The second criterion is that Genoa's New Streets are an exceptional example of an urban ensemble of aristocratic palaces of high architectural value, illustrating the economy and politics of the mercantile city of Genoa at the height of its power in the 16th and 17th centuries. The project proposes an innovative spirit characterising the Siglo de Los Genoveses (1563 to 1640). In 1576, the Republic of Genoa established a legal list of Rolli that recognised the most important palaces for the official accommodation of illustrious guests.
These criteria recall values of integrity: the individual palaces are very well contextualised while retaining their originality and authenticity.
The three most beautiful Rolli Palaces
The 42 Rolli Palaces, partly Renaissance and partly Baroque, are an incredible artistic spectacle: courtyards, loggias and gardens, interiors decorated with stucco and frescoes.

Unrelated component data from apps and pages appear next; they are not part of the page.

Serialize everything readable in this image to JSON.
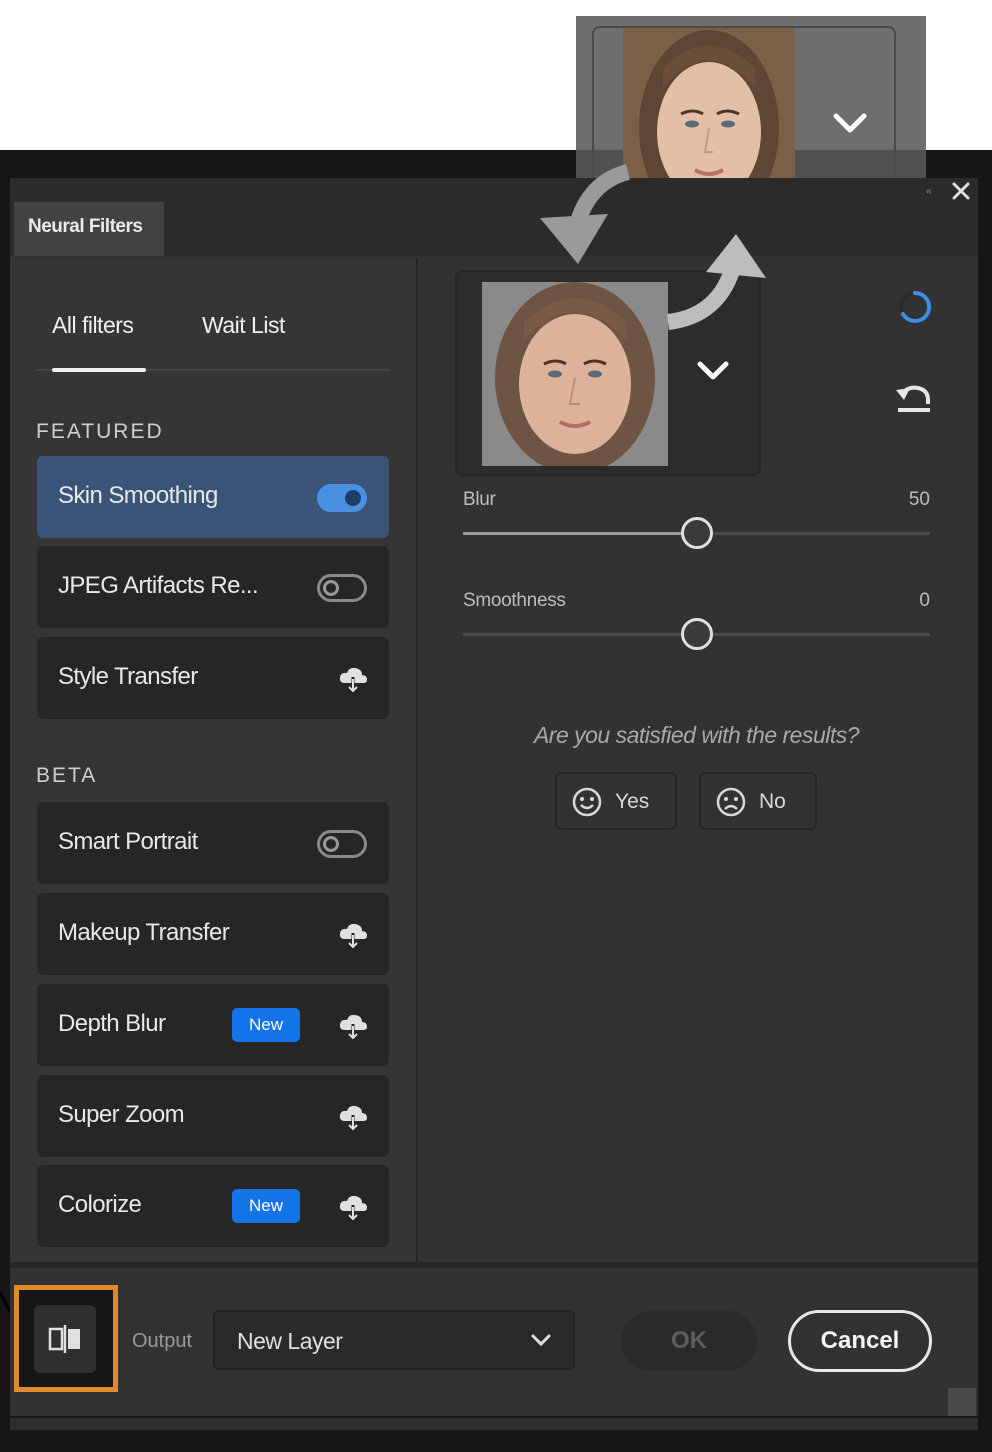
{
  "window": {
    "title": "Neural Filters"
  },
  "tabs": [
    {
      "label": "All filters",
      "active": true
    },
    {
      "label": "Wait List",
      "active": false
    }
  ],
  "sections": {
    "featured": "FEATURED",
    "beta": "BETA"
  },
  "filters": {
    "featured": [
      {
        "label": "Skin Smoothing",
        "control": "toggle",
        "on": true,
        "active": true
      },
      {
        "label": "JPEG Artifacts Re...",
        "control": "toggle",
        "on": false
      },
      {
        "label": "Style Transfer",
        "control": "cloud-download-icon"
      }
    ],
    "beta": [
      {
        "label": "Smart Portrait",
        "control": "toggle",
        "on": false
      },
      {
        "label": "Makeup Transfer",
        "control": "cloud-download-icon"
      },
      {
        "label": "Depth Blur",
        "control": "cloud-download-icon",
        "badge": "New"
      },
      {
        "label": "Super Zoom",
        "control": "cloud-download-icon"
      },
      {
        "label": "Colorize",
        "control": "cloud-download-icon",
        "badge": "New"
      }
    ]
  },
  "sliders": [
    {
      "label": "Blur",
      "value": "50",
      "fraction": 0.5
    },
    {
      "label": "Smoothness",
      "value": "0",
      "fraction": 0.5
    }
  ],
  "feedback": {
    "question": "Are you satisfied with the results?",
    "yes": "Yes",
    "no": "No"
  },
  "footer": {
    "output_label": "Output",
    "output_value": "New Layer",
    "ok": "OK",
    "cancel": "Cancel"
  },
  "colors": {
    "accent": "#1473e6",
    "active_row": "#3a5478",
    "toggle_on": "#4a90e2",
    "highlight": "#e08a2b"
  }
}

They are always three- or four-storey high palaces, with vast entrance halls, imposing staircases and interior decorations consisting of stucco and frescoes.
Let's see three of the most beautiful palaces that contribute to the splendour of the city of Genoa.
Red Palace was built on two equally magnificent floors to house Rodolfo and Francesco Brignole Sale. This beautiful building is rich in decorations and frescoes typical of the Genoese Baroque. Here you can admire the Loggia delle Rovine, adorned with frescoes depicting the myth of Diana and Endymion.
Today, Red Palace houses a rich gallery of paintings by the most important painters, including Van Dyck, Grechetto, Guercino, Strozzi, Veronese and Durer.
White Palace was built as the sumptuous residence of Maria Durazzo Brignole Sale, the former owner of Red Palace. Maria Durazzo decided to have the building renovated and transformed into an actual work of architectural art. In 1943, the Palace was devastated by bombing during the Second World War and was rebuilt in 18th-century style to be reopened to the public in 1950.
Today White Palace houses Genoese, Italian and European paintings from the 16th century to the 18th century, including works by Caravaggio, Rubens, Sten, Lucret and Murillo.
Tursi Palace is the building with the most significant extension: the vast land on which it is built and the fact that it was built on the slope of a hill have contributed to making it completely original and scenic. The original architectural solutions make Tursi Palace one of the most spectacular buildings in the Rolli system: the rich materials such as Promontorio stone and Carrara marble create enchanting light plays.
If you wonder how to visit these beautiful buildings, here is the answer: during Rolli Day's!
This very successful event is designed to allow visitors to discover the magnificent historic Rolli houses, both public and private.
The event is usually organised in spring and autumn, particularly during two weekends in April and October. During these events, it is possible to participate in organised tours led by art historians, university students and researchers who will be happy to take you on a discovery of the frescoed halls and enchanting structures of this fantastic UNESCO World Heritage Site.